Currently, only around 18% of South African companies invest in environmentally-focused CSI projects, and around a quarter do not consider the environment at all in their CSI programmes. “This should shift in the coming years as the environment becomes a global priority,” Duff pointed out.
Gallagher said corporate leaders need to prioritise employee engagement. “Employees are stakeholder number one now,” she said. “If leaders can’t demonstrate that they’re leading with purpose or behaving in ethical ways, they’ll fail to attract, retain and engage the talent they need to meet the needs of today.”
Sarma asserted that companies need to embrace and accept a “better normal”, particularly when it comes to community inclusion. “Companies need to move from adopting communities to becoming service providers and neighbours of choice,” he proposed. “The idea is not to empower people one by one, but to facilitate and create an equal system that expands the capabilities and capacities of people so they can empower themselves.” (See Sarma’s ten-point plan for corporates below.)
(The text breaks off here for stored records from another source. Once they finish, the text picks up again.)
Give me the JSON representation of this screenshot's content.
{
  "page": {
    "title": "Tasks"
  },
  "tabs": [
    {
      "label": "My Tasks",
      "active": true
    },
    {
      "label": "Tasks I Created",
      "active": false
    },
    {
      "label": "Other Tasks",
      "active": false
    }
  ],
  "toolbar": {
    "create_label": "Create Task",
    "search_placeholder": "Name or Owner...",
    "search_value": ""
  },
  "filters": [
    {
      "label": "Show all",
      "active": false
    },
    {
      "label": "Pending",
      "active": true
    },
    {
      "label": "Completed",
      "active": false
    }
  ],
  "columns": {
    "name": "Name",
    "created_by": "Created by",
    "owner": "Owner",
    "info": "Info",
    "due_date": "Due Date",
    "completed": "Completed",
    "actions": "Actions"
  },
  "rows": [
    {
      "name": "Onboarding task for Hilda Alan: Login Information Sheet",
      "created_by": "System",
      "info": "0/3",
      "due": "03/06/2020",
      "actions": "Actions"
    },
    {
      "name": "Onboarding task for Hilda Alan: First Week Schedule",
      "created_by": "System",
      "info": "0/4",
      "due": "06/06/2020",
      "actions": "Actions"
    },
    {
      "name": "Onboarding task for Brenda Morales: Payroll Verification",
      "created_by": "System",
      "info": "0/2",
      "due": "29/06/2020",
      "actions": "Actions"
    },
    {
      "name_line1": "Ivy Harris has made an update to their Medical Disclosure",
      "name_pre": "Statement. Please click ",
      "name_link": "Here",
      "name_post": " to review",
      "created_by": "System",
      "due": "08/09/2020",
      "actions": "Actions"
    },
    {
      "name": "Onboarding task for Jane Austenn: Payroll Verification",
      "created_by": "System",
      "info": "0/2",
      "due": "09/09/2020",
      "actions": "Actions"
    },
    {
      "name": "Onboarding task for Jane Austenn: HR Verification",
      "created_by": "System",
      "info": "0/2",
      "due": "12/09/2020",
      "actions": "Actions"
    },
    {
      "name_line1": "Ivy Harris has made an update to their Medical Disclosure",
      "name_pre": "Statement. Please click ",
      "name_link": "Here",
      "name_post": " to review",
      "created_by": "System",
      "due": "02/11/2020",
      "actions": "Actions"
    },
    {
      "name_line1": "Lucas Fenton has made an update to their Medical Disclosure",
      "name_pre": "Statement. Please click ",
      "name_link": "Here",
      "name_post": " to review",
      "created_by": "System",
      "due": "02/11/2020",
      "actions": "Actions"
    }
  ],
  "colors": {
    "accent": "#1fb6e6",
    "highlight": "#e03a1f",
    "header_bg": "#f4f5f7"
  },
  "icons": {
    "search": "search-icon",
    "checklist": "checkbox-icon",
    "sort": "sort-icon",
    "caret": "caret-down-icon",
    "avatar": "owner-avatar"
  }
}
Duff’s final word of advice to company leaders is that economic and regulatory pressures, together with pressure from stakeholders, will make change unavoidable, but there is opportunity in change for companies to achieve real impact and sustainability.